The innovative plant-based textile is the brain child of Dr. Carmen Hijosa, a leathergoods expert who was shocked to learn about the environmental impact of mass leather production and chemical tanning. She was compelled to consider a sustainable alternative that could be commercially produced, as well as offer a positive social and economic impact with a low environmental footprint.
Inspired by natural fibers used in traditional Filipino wovens such as Barong Tagalog garments, Dr. Hijosa began her research during which the pineapple leaf fibers — which are fine, but also offer strength and flexibility — struck Dr. Hijosa as a commercially viable starting material for a fabric. Over a seven year period, Hijosa developed Piñatex, which is available through London-based Ananas Anam Ltd.
The pineapple leaves go through seven steps on their way to becoming Piñatex — harvesting, decorticating, washing, drying, degumming, nonwoven formation and finishing. Decortication involves extracting the long fibers from the leaves. Biomass generated during the process may be used as a natural fertilizer or biofuel, so nothing is wasted. After the gum is removed from the fibers, they are made into a nonwoven mesh, which is finished in Spain. The specialized finishing process gives the nonwoven material a unique character and leather-like appearance.
Manufacturing partnerships are growing as demand for Piñatex increases, and Ananas Anam has built a supply chain of partners that make a contribution to the fabric:
Philippines-based Labo Progressive Multi-Purpose Cooperative is a farming partnership that harvests and decorticates the waste leaves;
Asia Textile Mills Inc., Philippines, undertakes the degumming of natural fibers;
Philippines-based Nonwoven Fabric Phils. Inc. is a specialist in creating the nonwoven mesh that forms the base of the fabric; and
Bonditex SL and Acabados Gonzalez SL, both based in Spain, finish the mesh.
According to Ananas Anam, Piñatex is soft, lightweight, durable, flexible and breathable. The nonwoven has applications in a multitude of products from apparel, accessories and footwear to furniture and automotive upholstery.
Designers and brands are showing interest. Recently, Hugo Boss introduced a line of men’s footwear that incorporates Piñatex in the shoe upper.
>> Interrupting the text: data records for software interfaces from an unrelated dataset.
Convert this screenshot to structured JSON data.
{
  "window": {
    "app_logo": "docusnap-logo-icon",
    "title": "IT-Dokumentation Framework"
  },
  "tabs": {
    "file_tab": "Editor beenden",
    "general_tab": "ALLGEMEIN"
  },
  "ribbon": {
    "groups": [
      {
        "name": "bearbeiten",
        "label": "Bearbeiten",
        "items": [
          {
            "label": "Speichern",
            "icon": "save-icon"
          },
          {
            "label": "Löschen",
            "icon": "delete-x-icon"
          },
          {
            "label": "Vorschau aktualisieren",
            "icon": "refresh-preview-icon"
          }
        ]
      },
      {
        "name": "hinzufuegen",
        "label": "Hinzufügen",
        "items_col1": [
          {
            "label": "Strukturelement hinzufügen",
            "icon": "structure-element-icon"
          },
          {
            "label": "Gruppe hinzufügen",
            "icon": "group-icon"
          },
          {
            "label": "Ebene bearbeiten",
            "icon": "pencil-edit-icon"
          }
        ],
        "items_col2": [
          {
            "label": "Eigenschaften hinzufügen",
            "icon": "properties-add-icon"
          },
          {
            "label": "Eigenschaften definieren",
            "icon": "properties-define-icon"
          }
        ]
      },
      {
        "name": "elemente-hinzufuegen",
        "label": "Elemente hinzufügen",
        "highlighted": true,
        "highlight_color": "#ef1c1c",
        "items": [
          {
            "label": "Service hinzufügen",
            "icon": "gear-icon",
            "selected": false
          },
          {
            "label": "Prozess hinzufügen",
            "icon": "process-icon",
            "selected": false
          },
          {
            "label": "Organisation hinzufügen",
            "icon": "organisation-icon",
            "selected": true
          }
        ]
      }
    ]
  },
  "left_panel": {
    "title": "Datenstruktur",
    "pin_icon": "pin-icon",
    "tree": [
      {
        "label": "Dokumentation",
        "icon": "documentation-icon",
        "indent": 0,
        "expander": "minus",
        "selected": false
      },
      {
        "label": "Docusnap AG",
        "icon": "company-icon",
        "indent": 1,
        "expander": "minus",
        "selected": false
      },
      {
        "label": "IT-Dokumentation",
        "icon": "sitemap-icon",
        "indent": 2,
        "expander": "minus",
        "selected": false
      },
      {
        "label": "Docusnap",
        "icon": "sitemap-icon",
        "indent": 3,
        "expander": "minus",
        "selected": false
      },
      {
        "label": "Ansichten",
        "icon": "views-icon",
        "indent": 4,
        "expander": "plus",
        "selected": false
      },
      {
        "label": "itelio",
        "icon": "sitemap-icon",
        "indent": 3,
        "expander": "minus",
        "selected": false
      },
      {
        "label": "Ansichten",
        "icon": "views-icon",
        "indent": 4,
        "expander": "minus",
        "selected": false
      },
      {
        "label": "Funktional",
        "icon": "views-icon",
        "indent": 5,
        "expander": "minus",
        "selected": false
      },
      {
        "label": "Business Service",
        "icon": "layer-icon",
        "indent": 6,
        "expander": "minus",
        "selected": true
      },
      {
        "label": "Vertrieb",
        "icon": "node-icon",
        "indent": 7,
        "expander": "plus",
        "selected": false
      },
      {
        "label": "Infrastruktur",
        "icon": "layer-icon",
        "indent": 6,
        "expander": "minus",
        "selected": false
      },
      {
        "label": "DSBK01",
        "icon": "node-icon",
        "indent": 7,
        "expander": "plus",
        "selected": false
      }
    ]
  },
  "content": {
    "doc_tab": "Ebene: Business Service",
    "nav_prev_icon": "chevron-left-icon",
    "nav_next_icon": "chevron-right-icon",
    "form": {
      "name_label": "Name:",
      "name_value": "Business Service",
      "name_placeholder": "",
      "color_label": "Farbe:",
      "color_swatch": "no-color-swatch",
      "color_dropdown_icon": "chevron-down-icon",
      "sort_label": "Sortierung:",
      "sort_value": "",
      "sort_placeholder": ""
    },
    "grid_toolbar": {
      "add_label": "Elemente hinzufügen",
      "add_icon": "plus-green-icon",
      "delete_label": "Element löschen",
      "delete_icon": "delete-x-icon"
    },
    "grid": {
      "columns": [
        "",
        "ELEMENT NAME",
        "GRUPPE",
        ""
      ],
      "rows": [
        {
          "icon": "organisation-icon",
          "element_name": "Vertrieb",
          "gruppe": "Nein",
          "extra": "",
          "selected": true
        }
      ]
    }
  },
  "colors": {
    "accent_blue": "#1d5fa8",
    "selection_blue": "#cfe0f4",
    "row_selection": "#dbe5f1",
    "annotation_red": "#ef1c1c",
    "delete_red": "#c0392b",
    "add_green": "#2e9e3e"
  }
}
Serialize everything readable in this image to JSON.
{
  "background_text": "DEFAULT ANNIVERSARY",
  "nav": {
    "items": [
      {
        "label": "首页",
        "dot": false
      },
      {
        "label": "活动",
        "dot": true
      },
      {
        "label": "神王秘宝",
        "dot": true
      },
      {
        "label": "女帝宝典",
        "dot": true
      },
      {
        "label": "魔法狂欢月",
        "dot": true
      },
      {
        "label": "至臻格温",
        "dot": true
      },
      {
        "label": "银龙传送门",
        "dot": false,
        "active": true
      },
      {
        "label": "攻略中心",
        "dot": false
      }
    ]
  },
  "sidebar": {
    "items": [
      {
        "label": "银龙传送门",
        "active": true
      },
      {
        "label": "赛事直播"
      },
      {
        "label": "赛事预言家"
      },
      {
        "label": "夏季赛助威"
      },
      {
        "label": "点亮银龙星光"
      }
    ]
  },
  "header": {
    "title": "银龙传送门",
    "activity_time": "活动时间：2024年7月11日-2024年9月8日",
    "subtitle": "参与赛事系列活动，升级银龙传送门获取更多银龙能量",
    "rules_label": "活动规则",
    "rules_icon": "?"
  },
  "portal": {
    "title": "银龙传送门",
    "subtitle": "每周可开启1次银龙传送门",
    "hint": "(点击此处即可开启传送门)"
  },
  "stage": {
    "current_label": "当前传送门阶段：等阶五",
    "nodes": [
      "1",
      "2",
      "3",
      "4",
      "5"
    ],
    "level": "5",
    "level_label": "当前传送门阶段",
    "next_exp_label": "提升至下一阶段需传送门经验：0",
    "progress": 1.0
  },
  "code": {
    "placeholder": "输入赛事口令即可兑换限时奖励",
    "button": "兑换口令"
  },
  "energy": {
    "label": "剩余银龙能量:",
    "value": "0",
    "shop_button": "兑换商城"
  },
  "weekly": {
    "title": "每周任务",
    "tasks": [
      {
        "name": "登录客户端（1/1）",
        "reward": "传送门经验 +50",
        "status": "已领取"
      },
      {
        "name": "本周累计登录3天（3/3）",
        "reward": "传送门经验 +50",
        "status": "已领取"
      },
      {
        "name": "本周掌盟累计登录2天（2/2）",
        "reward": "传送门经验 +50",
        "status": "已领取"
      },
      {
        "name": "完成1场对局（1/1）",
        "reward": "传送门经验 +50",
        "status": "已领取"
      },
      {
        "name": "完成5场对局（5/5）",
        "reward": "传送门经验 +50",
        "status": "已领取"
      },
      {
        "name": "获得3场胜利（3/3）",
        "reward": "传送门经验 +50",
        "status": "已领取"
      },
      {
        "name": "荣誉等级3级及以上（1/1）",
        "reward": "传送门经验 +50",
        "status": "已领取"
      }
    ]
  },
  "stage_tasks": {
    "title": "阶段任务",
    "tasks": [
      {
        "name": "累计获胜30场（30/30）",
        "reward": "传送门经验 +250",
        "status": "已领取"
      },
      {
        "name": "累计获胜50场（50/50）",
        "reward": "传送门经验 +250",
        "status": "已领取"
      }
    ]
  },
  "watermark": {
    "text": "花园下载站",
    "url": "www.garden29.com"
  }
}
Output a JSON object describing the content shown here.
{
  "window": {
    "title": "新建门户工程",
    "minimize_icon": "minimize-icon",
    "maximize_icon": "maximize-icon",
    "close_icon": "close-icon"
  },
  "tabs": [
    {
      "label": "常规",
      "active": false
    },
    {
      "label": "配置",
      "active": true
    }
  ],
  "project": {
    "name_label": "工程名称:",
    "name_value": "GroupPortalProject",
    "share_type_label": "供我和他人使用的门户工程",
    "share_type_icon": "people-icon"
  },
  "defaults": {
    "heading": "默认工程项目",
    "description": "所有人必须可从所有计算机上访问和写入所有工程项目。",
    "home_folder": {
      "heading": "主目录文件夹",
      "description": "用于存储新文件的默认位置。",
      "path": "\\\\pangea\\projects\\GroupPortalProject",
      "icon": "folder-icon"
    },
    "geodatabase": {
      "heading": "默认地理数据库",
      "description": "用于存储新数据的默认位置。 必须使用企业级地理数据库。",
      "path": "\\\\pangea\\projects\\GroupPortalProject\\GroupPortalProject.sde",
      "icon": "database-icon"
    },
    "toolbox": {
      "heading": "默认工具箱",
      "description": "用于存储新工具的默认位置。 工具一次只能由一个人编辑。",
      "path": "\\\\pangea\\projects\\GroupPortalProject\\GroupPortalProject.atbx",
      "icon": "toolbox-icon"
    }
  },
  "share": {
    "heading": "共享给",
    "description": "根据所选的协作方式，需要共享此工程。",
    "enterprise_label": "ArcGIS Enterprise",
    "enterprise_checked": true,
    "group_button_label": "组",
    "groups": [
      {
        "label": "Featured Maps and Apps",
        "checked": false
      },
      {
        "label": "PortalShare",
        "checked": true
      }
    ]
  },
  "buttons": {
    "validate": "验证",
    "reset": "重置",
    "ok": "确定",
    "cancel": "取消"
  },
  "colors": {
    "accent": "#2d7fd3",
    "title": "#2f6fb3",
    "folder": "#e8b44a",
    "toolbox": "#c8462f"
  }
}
The Hugo Boss shoes are 100-percent vegan featuring the Piñatex nonwoven dyed using natural plant-based dyes, and a recycled thermoplastic polyurethane sole.